ACTION ITEM ::
Going through the records that follow, please count the lines with "label" in them and give only the count.

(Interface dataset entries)
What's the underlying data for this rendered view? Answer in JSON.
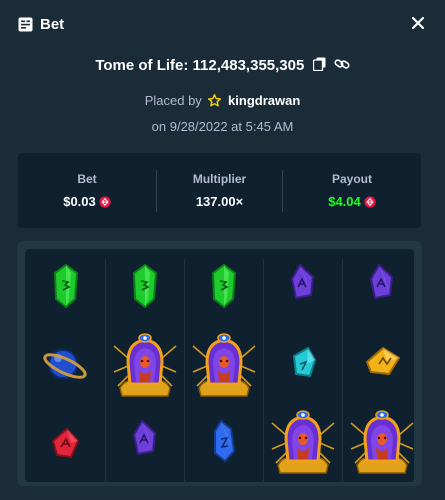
{
  "header": {
    "title": "Bet",
    "title_icon": "bet-slip-icon",
    "close_icon": "close-icon"
  },
  "game": {
    "label": "Tome of Life: 112,483,355,305",
    "copy_icon": "copy-icon",
    "link_icon": "link-icon"
  },
  "placed": {
    "prefix": "Placed by",
    "star_icon": "star-icon",
    "username": "kingdrawan",
    "date": "on 9/28/2022 at 5:45 AM"
  },
  "stats": {
    "bet": {
      "label": "Bet",
      "value": "$0.03",
      "currency_icon": "coin-icon"
    },
    "multiplier": {
      "label": "Multiplier",
      "value": "137.00×"
    },
    "payout": {
      "label": "Payout",
      "value": "$4.04",
      "currency_icon": "coin-icon"
    }
  },
  "colors": {
    "background": "#1a2c38",
    "panel": "#0f212e",
    "board_frame": "#213743",
    "payout_green": "#1fff20",
    "muted_text": "#b1bad3"
  },
  "reels": [
    [
      "green-gem",
      "blue-orb",
      "red-gem"
    ],
    [
      "green-gem",
      "owl-totem",
      "purple-gem"
    ],
    [
      "green-gem",
      "owl-totem",
      "blue-gem"
    ],
    [
      "purple-gem",
      "cyan-gem",
      "owl-totem"
    ],
    [
      "purple-gem",
      "yellow-gem",
      "owl-totem"
    ]
  ]
}
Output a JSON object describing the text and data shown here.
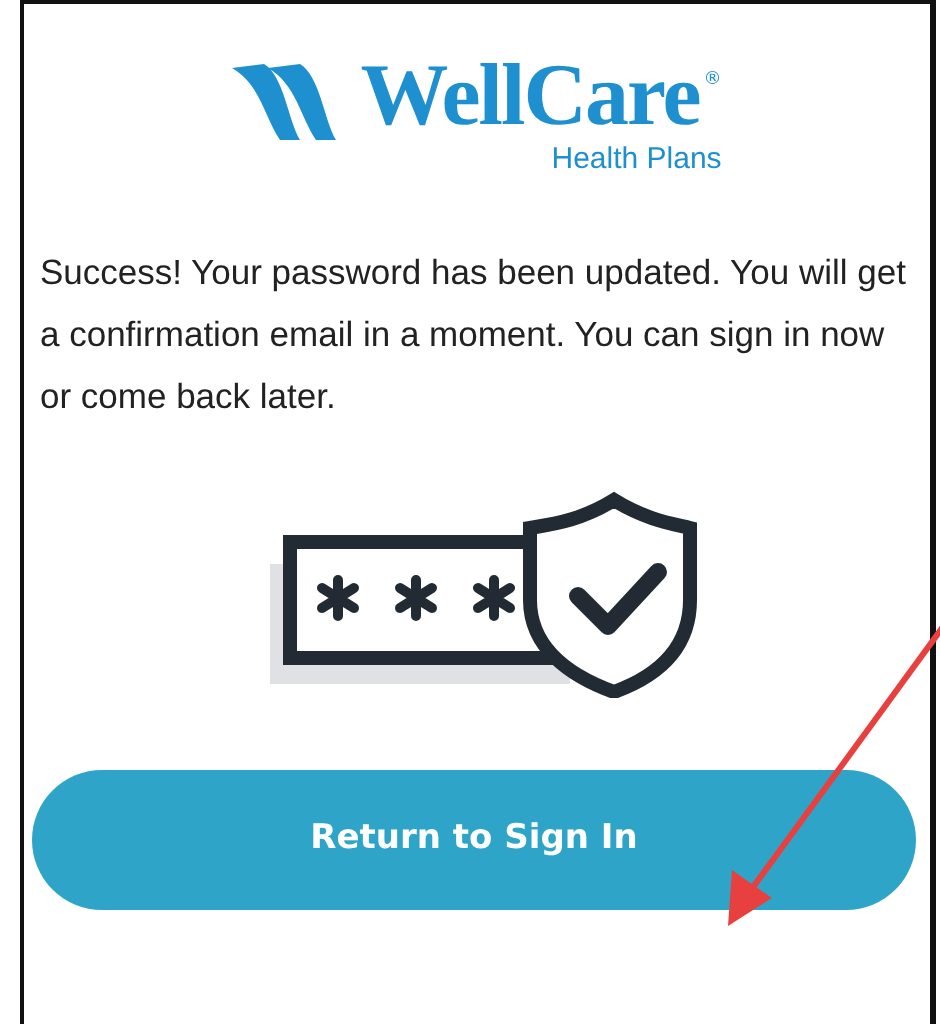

RESPONSE TO THIS EXERCISE ::
4